In the film High Fidelity, the characters are always listing their ‘top fives’ to show off their eclectic musical tastes. Making lists may seem a little obsessive-compulsive, but it is a helpful way of understanding the increased pessimism towards the eurozone – and putting it into context.
Investor attitudes to the single currency bloc took a hit over the late summer and early autumn as fears grew that another recession was on the way and the falling oil price would lead to deflation across the region. In an era where the media typically focuses on the negatives, it is worth reminding ourselves that while there are very real risks to the eurozone’s growth story, there are some reasons to think that the eurozone’s B-side might sound a little more upbeat than what is currently playing. Here are five things (in no particular order) that investors should consider that are not always reported by the media.
1. Less austerity. The eurozone was subject to three years of belt-tightening as politicians at the national and supranational level imposed a regime of spending cuts to reduce deficits and tackle growing debt levels. It quickly became apparent that spending cuts without growth would never really address the fundamental causes of the debt crisis and that greater emphasis should be placed on growth policies. Thankfully, this means that austerity is no longer as severe and is much less of a drag on economic growth.
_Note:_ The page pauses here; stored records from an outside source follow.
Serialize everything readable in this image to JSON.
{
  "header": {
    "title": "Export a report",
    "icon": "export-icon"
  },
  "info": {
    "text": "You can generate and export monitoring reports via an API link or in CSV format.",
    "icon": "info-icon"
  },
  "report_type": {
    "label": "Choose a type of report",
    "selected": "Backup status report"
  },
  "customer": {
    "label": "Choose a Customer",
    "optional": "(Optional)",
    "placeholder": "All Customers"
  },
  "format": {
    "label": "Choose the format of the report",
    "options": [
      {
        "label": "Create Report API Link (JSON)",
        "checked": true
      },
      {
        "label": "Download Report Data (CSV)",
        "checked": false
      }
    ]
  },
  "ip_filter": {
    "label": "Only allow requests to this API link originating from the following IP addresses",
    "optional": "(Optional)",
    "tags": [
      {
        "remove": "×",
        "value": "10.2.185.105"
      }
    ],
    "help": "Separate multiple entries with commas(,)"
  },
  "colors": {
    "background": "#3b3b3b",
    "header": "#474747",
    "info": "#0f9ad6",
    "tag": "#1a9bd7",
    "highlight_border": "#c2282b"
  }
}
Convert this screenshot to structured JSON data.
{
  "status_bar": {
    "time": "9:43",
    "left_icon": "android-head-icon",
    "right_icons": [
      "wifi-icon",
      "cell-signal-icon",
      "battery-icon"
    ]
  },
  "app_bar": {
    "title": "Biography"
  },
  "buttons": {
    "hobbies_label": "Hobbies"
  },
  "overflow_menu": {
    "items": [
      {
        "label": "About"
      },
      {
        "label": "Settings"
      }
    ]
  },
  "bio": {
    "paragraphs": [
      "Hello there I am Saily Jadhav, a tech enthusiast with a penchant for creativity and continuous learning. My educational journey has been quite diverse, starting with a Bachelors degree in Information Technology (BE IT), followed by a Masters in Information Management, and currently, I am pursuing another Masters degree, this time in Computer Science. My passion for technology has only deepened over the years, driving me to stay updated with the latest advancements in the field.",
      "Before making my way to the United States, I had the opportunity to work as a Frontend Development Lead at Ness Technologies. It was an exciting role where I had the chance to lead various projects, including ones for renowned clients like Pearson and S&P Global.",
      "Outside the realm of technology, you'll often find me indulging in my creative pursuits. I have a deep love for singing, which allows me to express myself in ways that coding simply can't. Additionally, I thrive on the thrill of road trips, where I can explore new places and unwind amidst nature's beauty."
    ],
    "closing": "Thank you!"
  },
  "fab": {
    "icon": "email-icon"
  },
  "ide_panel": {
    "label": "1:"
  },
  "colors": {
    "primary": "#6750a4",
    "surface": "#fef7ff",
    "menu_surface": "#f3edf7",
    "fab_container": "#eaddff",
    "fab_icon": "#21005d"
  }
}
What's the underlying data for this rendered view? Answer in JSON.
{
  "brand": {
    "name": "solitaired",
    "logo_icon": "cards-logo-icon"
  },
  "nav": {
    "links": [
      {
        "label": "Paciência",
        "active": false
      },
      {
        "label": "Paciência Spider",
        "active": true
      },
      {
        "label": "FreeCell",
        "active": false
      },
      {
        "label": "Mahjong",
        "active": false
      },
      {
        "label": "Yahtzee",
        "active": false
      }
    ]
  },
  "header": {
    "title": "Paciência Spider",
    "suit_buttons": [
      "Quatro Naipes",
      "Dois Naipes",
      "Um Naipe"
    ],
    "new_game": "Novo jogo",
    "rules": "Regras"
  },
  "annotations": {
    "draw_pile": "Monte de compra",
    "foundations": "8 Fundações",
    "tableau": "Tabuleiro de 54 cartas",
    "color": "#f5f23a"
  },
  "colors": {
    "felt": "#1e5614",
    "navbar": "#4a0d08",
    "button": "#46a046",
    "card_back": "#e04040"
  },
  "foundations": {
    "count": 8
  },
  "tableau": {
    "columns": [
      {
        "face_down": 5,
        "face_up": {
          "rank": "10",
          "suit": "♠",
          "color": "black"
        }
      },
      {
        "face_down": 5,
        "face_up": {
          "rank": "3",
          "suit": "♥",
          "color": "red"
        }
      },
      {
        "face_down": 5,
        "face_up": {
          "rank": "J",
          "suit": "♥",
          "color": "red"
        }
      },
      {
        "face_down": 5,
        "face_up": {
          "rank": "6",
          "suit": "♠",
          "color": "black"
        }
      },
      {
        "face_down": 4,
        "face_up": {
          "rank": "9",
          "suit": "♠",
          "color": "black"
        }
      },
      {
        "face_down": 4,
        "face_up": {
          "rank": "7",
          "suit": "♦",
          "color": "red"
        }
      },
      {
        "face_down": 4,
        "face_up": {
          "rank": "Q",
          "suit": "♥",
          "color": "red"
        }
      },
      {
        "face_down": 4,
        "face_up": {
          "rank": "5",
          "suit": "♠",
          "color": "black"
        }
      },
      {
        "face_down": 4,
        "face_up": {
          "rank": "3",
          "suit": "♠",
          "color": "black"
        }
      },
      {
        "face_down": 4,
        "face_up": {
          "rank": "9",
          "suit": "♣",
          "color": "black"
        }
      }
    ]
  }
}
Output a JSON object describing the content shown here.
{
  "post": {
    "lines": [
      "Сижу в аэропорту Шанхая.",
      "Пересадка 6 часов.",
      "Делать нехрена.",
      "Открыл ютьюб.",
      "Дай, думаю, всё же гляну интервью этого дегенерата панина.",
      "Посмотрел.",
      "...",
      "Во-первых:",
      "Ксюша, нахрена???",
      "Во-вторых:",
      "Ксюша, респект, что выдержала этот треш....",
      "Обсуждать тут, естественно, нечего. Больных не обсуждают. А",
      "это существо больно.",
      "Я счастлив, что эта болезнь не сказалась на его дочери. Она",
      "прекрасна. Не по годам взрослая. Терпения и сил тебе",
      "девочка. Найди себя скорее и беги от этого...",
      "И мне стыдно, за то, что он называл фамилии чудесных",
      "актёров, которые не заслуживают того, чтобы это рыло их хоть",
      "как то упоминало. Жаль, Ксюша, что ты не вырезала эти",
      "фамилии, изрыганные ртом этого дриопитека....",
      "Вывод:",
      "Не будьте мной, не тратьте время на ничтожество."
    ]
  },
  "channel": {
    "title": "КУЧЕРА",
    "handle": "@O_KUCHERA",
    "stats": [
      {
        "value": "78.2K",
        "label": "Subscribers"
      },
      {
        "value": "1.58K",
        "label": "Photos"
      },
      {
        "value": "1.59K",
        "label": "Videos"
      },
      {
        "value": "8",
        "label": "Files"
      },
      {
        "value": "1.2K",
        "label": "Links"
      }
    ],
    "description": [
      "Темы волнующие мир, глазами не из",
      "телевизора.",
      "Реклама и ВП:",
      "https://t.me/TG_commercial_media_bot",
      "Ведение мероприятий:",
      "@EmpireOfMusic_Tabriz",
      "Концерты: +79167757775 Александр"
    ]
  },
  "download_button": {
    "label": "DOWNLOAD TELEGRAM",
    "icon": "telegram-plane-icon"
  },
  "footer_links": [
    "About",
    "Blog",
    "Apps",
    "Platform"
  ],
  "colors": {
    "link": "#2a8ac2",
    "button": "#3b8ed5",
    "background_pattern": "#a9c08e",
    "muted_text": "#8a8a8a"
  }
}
2. Slow but steady reform. A pro-growth stance requires policy reform to make foundering economies more efficient and ultimately more competitive. The reform process had been hampered by the political environment, but an extended period of political stability gives governments a greater chance of moving things such as labour market reforms through the legislative process. There are already some examples of reform improving the growth story at the margin. In Spain, for example, private investment is rising and employment, though still high, is improving. This provides some comfort that reforms can be translated into higher rates of economic growth. Meanwhile, small victories such as Italy’s recent vote to advance Matteo Renzi’s Jobs Act, mean the reform agenda is progressing, albeit at a slow pace.
3. A central bank which stands ready to act. The president of the European Central Bank, Mario Draghi, came out loud and clear at the November meeting, firmly putting to bed any thoughts that his leadership was being challenged. Mr Draghi also clarified some of the issues that had been causing the market consternation. First off, he stated that he wanted to return the balance sheet to the same level as March 2012 which is very clearly a trillion euros from where it is today. But, perhaps, more importantly, he confirmed that preparations for further easing were already under way (if needed) and that more action would be triggered if the current economic malaise did not look set to improve.
4. A turn in the credit cycle. So far, the eurozone ‘recovery’ has been devoid of credit creation as banks de-lever their balance sheets. A tighter regulatory environment has forced banks to improve capital ratios and jettison anything that looks like risky lending. The Asset Quality Review added to scrutiny and may have restricted the lending practices of many banks. European companies, especially the small and medium-sized ones, rely heavily on bank lending for financing much more than comparable companies from the US, which are more able to tap into capital markets. However, now that the AQR has ended, that burden has been lifted from the shoulders of many banks, and while lending may not skyrocket, a marginal increase in lending could be expected. This is corroborated by the ECB’s bank lending survey which shows that demand for loans from both households and business is on the increase and that banks are making those loans more readily available.